Website and app data records
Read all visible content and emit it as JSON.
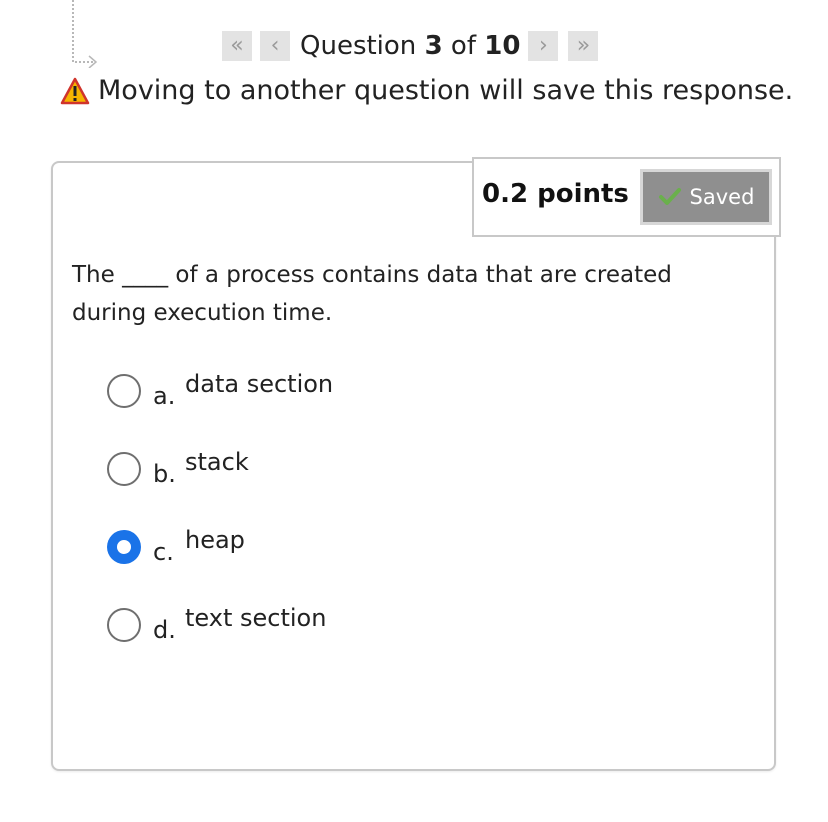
{
  "nav": {
    "first_icon": "double-chevron-left-icon",
    "prev_icon": "chevron-left-icon",
    "next_icon": "chevron-right-icon",
    "last_icon": "double-chevron-right-icon",
    "question_prefix": "Question ",
    "current": "3",
    "of_label": " of ",
    "total": "10"
  },
  "warning": {
    "icon": "warning-icon",
    "text": "Moving to another question will save this response."
  },
  "card": {
    "points": "0.2 points",
    "saved_label": "Saved",
    "saved_icon": "checkmark-icon",
    "question_text": "The ____ of a process contains data that are created during execution time.",
    "options": [
      {
        "letter": "a.",
        "text": "data section",
        "selected": false
      },
      {
        "letter": "b.",
        "text": "stack",
        "selected": false
      },
      {
        "letter": "c.",
        "text": "heap",
        "selected": true
      },
      {
        "letter": "d.",
        "text": "text section",
        "selected": false
      }
    ]
  },
  "colors": {
    "accent": "#1a73e8",
    "saved_bg": "#8f8f8f",
    "warning_yellow": "#f5b400",
    "warning_red": "#d0342c",
    "check_green": "#6ab04c"
  }
}
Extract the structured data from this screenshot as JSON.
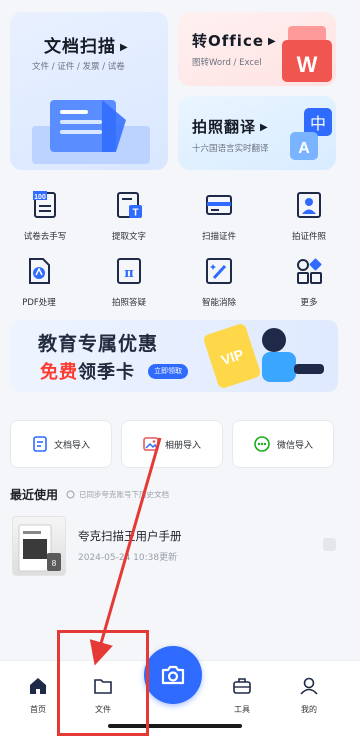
{
  "cards": {
    "scan": {
      "title": "文档扫描",
      "sub": "文件 / 证件 / 发票 / 试卷"
    },
    "office": {
      "title": "转Office",
      "sub": "图转Word / Excel",
      "badge": "W"
    },
    "translate": {
      "title": "拍照翻译",
      "sub": "十六国语言实时翻译",
      "badge_a": "A",
      "badge_b": "中"
    }
  },
  "tools": [
    {
      "label": "试卷去手写",
      "icon": "exam-icon"
    },
    {
      "label": "提取文字",
      "icon": "extract-text-icon"
    },
    {
      "label": "扫描证件",
      "icon": "id-scan-icon"
    },
    {
      "label": "拍证件照",
      "icon": "id-photo-icon"
    },
    {
      "label": "PDF处理",
      "icon": "pdf-icon"
    },
    {
      "label": "拍照答疑",
      "icon": "pi-icon"
    },
    {
      "label": "智能消除",
      "icon": "magic-wand-icon"
    },
    {
      "label": "更多",
      "icon": "more-apps-icon"
    }
  ],
  "banner": {
    "line1": "教育专属优惠",
    "line2_red": "免费",
    "line2_rest": "领季卡",
    "button": "立即领取",
    "vip": "VIP"
  },
  "imports": [
    {
      "label": "文档导入",
      "icon": "doc-import-icon"
    },
    {
      "label": "相册导入",
      "icon": "album-import-icon"
    },
    {
      "label": "微信导入",
      "icon": "wechat-import-icon"
    }
  ],
  "recent": {
    "title": "最近使用",
    "sync": "已同步夸克账号下历史文档"
  },
  "file": {
    "name": "夸克扫描王用户手册",
    "date": "2024-05-24 10:38更新",
    "pages": "8"
  },
  "nav": {
    "home": "首页",
    "files": "文件",
    "tools": "工具",
    "mine": "我的"
  },
  "colors": {
    "accent": "#2f6bff",
    "annotation": "#e53935",
    "promo_red": "#ff3b30"
  }
}
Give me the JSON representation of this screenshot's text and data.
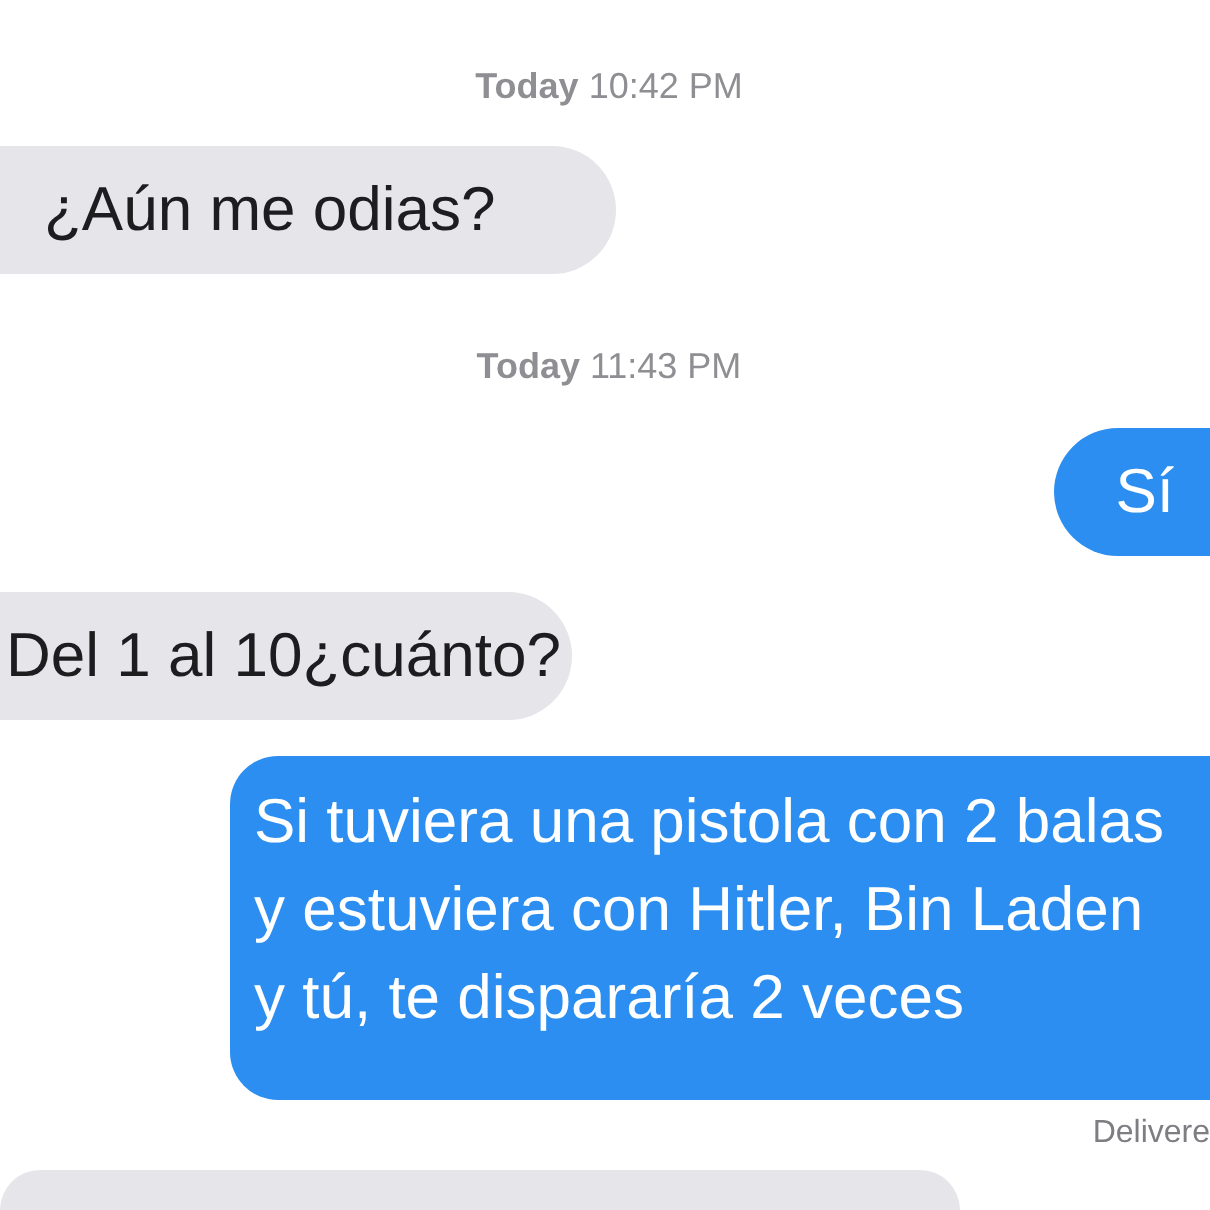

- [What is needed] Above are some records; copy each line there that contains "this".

- [Problem solution]
    "text": "Moving to another question will save this response."
Extract the structured data from this screenshot as JSON.
Give me the JSON representation of this screenshot's text and data.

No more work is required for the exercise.